Both Zealandia and Polhill are closely connected: they are separated by Zealandia's eastern border. Polhill hosts manu taonga (bird treasures) like tieke (saddleback), toutouwai (robin), and kaka that have spilled over from Zealandia and are living in Wellington’s wild backyard. In 2014 tieke successfully nested on the mainland outside of a fenced sanctuary for the first time in over a century. Zealandia also host education sessions in the reserve.
“The [Polhill] project revolves around the passion of a community of people committed to figuring out how we can be neighbourly with our natives - how people, pets and our native wildlife can get on progressively, says Polhill Protector Paul Stanley Ward.
"To paraphrase Dave Attenborough: Kiwis will only protect about what they care about, and they’ll only care about what they’ve experienced.

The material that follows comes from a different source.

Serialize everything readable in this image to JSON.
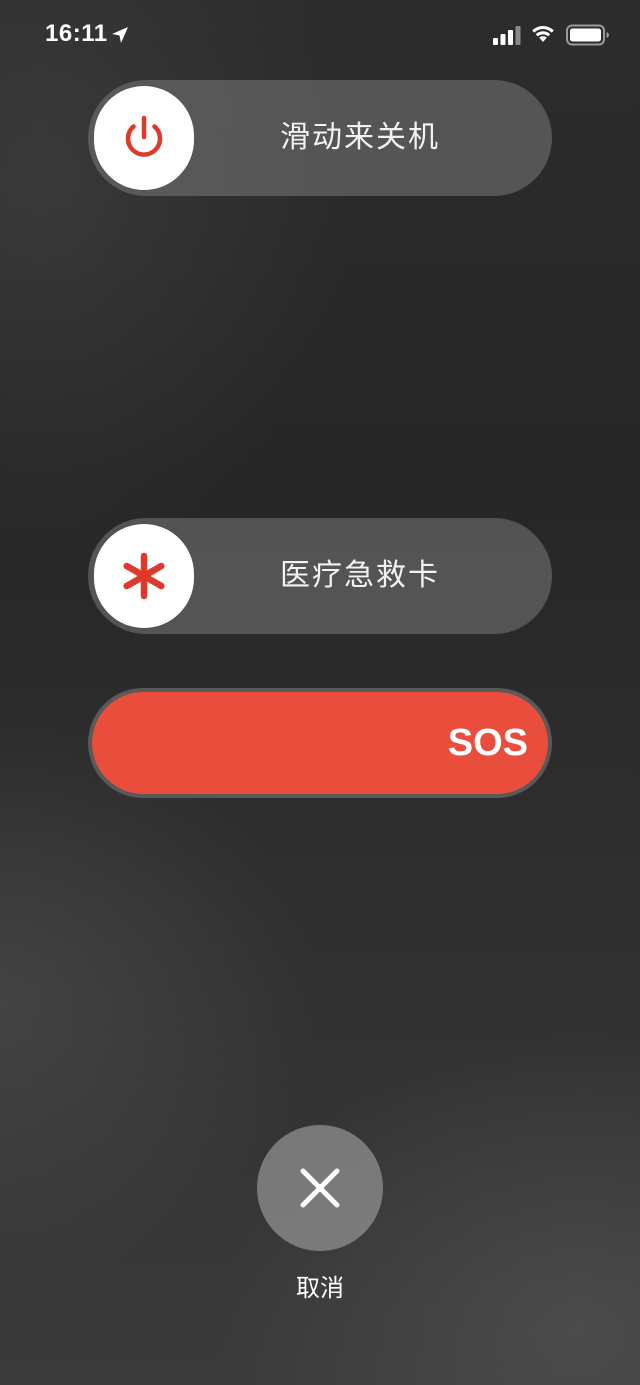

The recognition is testament to 1000s of hours of collective volunteer effort, but the ultimate reward is being able to live, work and play alongside native taonga like tieke, kaka, kotukutuku and toutouwai.”
This sentiment was echoed by Mayor Lester, who said that "what is special about both projects is that they enable Wellingtonions to experience their native taonga in their everyday lives."
"Five minutes from Civic Square you can go mountain biking or trail running with tieke [saddleback] and toutouwai [robin] ... and how many other mayors get to see kaka and karearea flying past their office window?!"